(Items from an interface collection)
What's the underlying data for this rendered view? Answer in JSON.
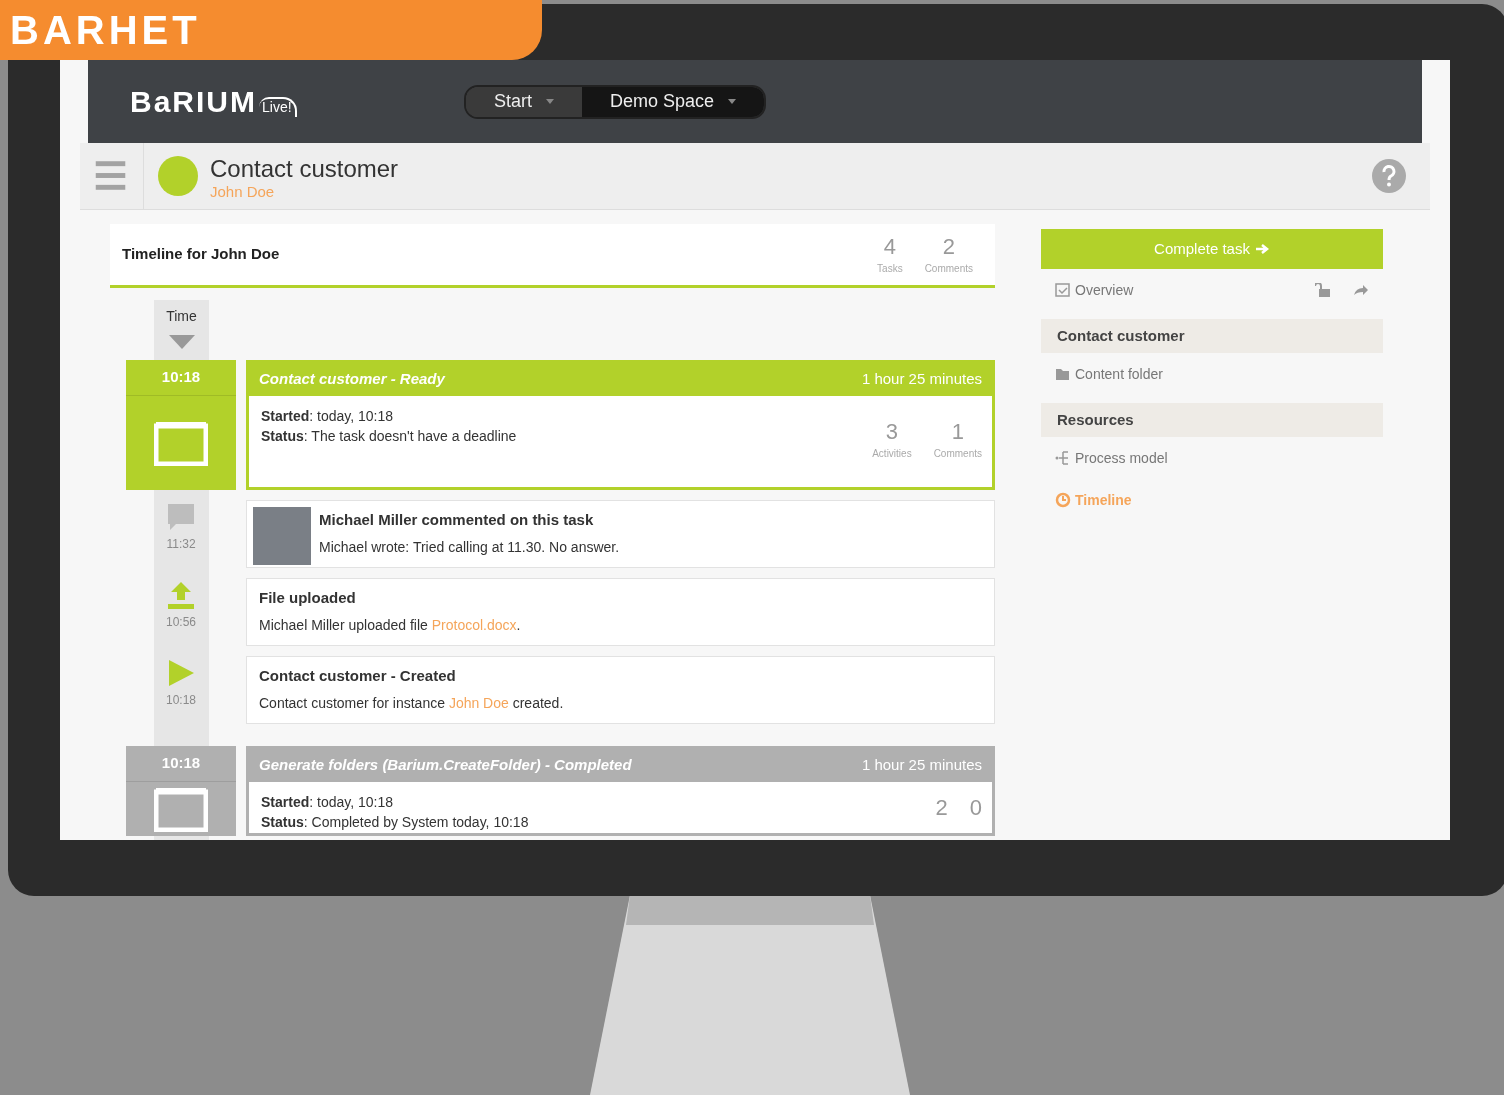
{
  "banner": {
    "text": "BARHET"
  },
  "header": {
    "logo": "BaRIUM",
    "logo_badge": "Live!",
    "nav": [
      {
        "label": "Start",
        "selected": false
      },
      {
        "label": "Demo Space",
        "selected": true
      }
    ]
  },
  "title_bar": {
    "title": "Contact customer",
    "subtitle": "John Doe"
  },
  "timeline": {
    "title": "Timeline for John Doe",
    "counts": [
      {
        "value": "4",
        "label": "Tasks"
      },
      {
        "value": "2",
        "label": "Comments"
      }
    ],
    "time_label": "Time",
    "items": [
      {
        "kind": "task",
        "active": true,
        "time": "10:18",
        "title": "Contact customer - Ready",
        "duration": "1 hour 25 minutes",
        "fields": [
          {
            "label": "Started",
            "value": ": today, 10:18"
          },
          {
            "label": "Status",
            "value": ": The task doesn't have a deadline"
          }
        ],
        "counts": [
          {
            "value": "3",
            "label": "Activities"
          },
          {
            "value": "1",
            "label": "Comments"
          }
        ]
      },
      {
        "kind": "comment",
        "time": "11:32",
        "title": "Michael Miller commented on this task",
        "text": "Michael wrote: Tried calling at 11.30. No answer."
      },
      {
        "kind": "upload",
        "time": "10:56",
        "title": "File uploaded",
        "text": "Michael Miller uploaded file ",
        "link": "Protocol.docx",
        "text_after": "."
      },
      {
        "kind": "created",
        "time": "10:18",
        "title": "Contact customer - Created",
        "text": "Contact customer for instance ",
        "link": "John Doe",
        "text_after": " created."
      },
      {
        "kind": "task",
        "active": false,
        "time": "10:18",
        "title": "Generate folders (Barium.CreateFolder) - Completed",
        "duration": "1 hour 25 minutes",
        "fields": [
          {
            "label": "Started",
            "value": ": today, 10:18"
          },
          {
            "label": "Status",
            "value": ": Completed by System today, 10:18"
          }
        ],
        "counts": [
          {
            "value": "2"
          },
          {
            "value": "0"
          }
        ]
      }
    ]
  },
  "sidebar": {
    "button": "Complete task",
    "items": [
      {
        "kind": "overview",
        "label": "Overview",
        "selected": false
      },
      {
        "kind": "section",
        "label": "Contact customer"
      },
      {
        "kind": "folder",
        "label": "Content folder",
        "selected": false
      },
      {
        "kind": "section",
        "label": "Resources"
      },
      {
        "kind": "model",
        "label": "Process model",
        "selected": false
      },
      {
        "kind": "timeline",
        "label": "Timeline",
        "selected": true
      }
    ]
  }
}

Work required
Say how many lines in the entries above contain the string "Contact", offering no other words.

Solution
5